[Component data from apps and pages]
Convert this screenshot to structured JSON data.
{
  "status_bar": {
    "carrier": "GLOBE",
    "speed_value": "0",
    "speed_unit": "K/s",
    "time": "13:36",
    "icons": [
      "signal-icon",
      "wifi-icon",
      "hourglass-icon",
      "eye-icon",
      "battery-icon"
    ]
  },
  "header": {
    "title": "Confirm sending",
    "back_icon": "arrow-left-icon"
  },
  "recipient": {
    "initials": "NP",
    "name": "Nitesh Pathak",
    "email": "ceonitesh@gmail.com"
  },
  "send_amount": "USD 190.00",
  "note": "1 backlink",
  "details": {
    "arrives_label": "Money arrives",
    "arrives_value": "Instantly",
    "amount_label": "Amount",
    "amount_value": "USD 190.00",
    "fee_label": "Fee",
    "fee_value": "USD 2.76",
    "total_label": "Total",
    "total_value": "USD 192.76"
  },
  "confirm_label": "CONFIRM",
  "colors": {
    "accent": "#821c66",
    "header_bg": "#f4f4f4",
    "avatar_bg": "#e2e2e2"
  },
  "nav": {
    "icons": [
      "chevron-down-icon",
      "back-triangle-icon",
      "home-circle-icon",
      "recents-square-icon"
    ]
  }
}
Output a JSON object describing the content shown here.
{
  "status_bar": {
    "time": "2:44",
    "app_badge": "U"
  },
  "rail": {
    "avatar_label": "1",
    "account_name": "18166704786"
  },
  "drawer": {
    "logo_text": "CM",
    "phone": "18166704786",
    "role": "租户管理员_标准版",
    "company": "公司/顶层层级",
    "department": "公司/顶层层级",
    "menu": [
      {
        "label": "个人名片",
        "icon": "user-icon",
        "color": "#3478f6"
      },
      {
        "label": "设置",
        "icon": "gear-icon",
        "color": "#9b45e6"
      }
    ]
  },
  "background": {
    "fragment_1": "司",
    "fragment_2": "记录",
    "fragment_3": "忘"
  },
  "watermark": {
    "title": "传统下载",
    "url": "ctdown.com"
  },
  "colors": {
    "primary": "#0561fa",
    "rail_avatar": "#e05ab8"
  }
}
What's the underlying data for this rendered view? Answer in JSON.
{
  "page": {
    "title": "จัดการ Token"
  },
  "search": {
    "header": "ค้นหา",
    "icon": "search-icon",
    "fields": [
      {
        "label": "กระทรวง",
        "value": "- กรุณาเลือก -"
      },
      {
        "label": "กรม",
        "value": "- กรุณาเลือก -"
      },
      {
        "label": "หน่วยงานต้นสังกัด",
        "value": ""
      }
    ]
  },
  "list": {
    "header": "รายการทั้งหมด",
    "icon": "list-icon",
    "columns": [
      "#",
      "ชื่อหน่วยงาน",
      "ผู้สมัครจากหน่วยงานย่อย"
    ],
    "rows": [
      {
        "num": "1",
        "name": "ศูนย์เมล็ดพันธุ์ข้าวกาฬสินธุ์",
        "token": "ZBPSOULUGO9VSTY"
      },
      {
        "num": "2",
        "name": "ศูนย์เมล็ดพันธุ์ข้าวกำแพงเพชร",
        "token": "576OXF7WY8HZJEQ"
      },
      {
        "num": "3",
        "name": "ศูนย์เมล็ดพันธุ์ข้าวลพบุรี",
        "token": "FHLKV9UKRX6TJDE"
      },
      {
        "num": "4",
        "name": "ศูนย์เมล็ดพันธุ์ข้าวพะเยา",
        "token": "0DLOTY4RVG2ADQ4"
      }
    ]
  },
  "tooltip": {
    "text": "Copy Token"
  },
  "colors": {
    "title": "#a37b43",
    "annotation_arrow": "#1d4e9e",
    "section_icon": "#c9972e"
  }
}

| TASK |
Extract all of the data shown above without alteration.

| RESPONSE BELOW |
Convert this screenshot to structured JSON data.
{
  "status_bar": {
    "carrier": "GLOBE",
    "speed_value": "0",
    "speed_unit": "K/s",
    "time": "13:36",
    "icons": [
      "signal-icon",
      "wifi-icon",
      "hourglass-icon",
      "eye-icon",
      "battery-icon"
    ]
  },
  "header": {
    "title": "Confirm sending",
    "back_icon": "arrow-left-icon"
  },
  "recipient": {
    "initials": "NP",
    "name": "Nitesh Pathak",
    "email": "ceonitesh@gmail.com"
  },
  "send_amount": "USD 190.00",
  "note": "1 backlink",
  "details": {
    "arrives_label": "Money arrives",
    "arrives_value": "Instantly",
    "amount_label": "Amount",
    "amount_value": "USD 190.00",
    "fee_label": "Fee",
    "fee_value": "USD 2.76",
    "total_label": "Total",
    "total_value": "USD 192.76"
  },
  "confirm_label": "CONFIRM",
  "colors": {
    "accent": "#821c66",
    "header_bg": "#f4f4f4",
    "avatar_bg": "#e2e2e2"
  },
  "nav": {
    "icons": [
      "chevron-down-icon",
      "back-triangle-icon",
      "home-circle-icon",
      "recents-square-icon"
    ]
  }
}
Output a JSON object describing the content shown here.
{
  "status_bar": {
    "time": "2:44",
    "app_badge": "U"
  },
  "rail": {
    "avatar_label": "1",
    "account_name": "18166704786"
  },
  "drawer": {
    "logo_text": "CM",
    "phone": "18166704786",
    "role": "租户管理员_标准版",
    "company": "公司/顶层层级",
    "department": "公司/顶层层级",
    "menu": [
      {
        "label": "个人名片",
        "icon": "user-icon",
        "color": "#3478f6"
      },
      {
        "label": "设置",
        "icon": "gear-icon",
        "color": "#9b45e6"
      }
    ]
  },
  "background": {
    "fragment_1": "司",
    "fragment_2": "记录",
    "fragment_3": "忘"
  },
  "watermark": {
    "title": "传统下载",
    "url": "ctdown.com"
  },
  "colors": {
    "primary": "#0561fa",
    "rail_avatar": "#e05ab8"
  }
}
What's the underlying data for this rendered view? Answer in JSON.
{
  "page": {
    "title": "จัดการ Token"
  },
  "search": {
    "header": "ค้นหา",
    "icon": "search-icon",
    "fields": [
      {
        "label": "กระทรวง",
        "value": "- กรุณาเลือก -"
      },
      {
        "label": "กรม",
        "value": "- กรุณาเลือก -"
      },
      {
        "label": "หน่วยงานต้นสังกัด",
        "value": ""
      }
    ]
  },
  "list": {
    "header": "รายการทั้งหมด",
    "icon": "list-icon",
    "columns": [
      "#",
      "ชื่อหน่วยงาน",
      "ผู้สมัครจากหน่วยงานย่อย"
    ],
    "rows": [
      {
        "num": "1",
        "name": "ศูนย์เมล็ดพันธุ์ข้าวกาฬสินธุ์",
        "token": "ZBPSOULUGO9VSTY"
      },
      {
        "num": "2",
        "name": "ศูนย์เมล็ดพันธุ์ข้าวกำแพงเพชร",
        "token": "576OXF7WY8HZJEQ"
      },
      {
        "num": "3",
        "name": "ศูนย์เมล็ดพันธุ์ข้าวลพบุรี",
        "token": "FHLKV9UKRX6TJDE"
      },
      {
        "num": "4",
        "name": "ศูนย์เมล็ดพันธุ์ข้าวพะเยา",
        "token": "0DLOTY4RVG2ADQ4"
      }
    ]
  },
  "tooltip": {
    "text": "Copy Token"
  },
  "colors": {
    "title": "#a37b43",
    "annotation_arrow": "#1d4e9e",
    "section_icon": "#c9972e"
  }
}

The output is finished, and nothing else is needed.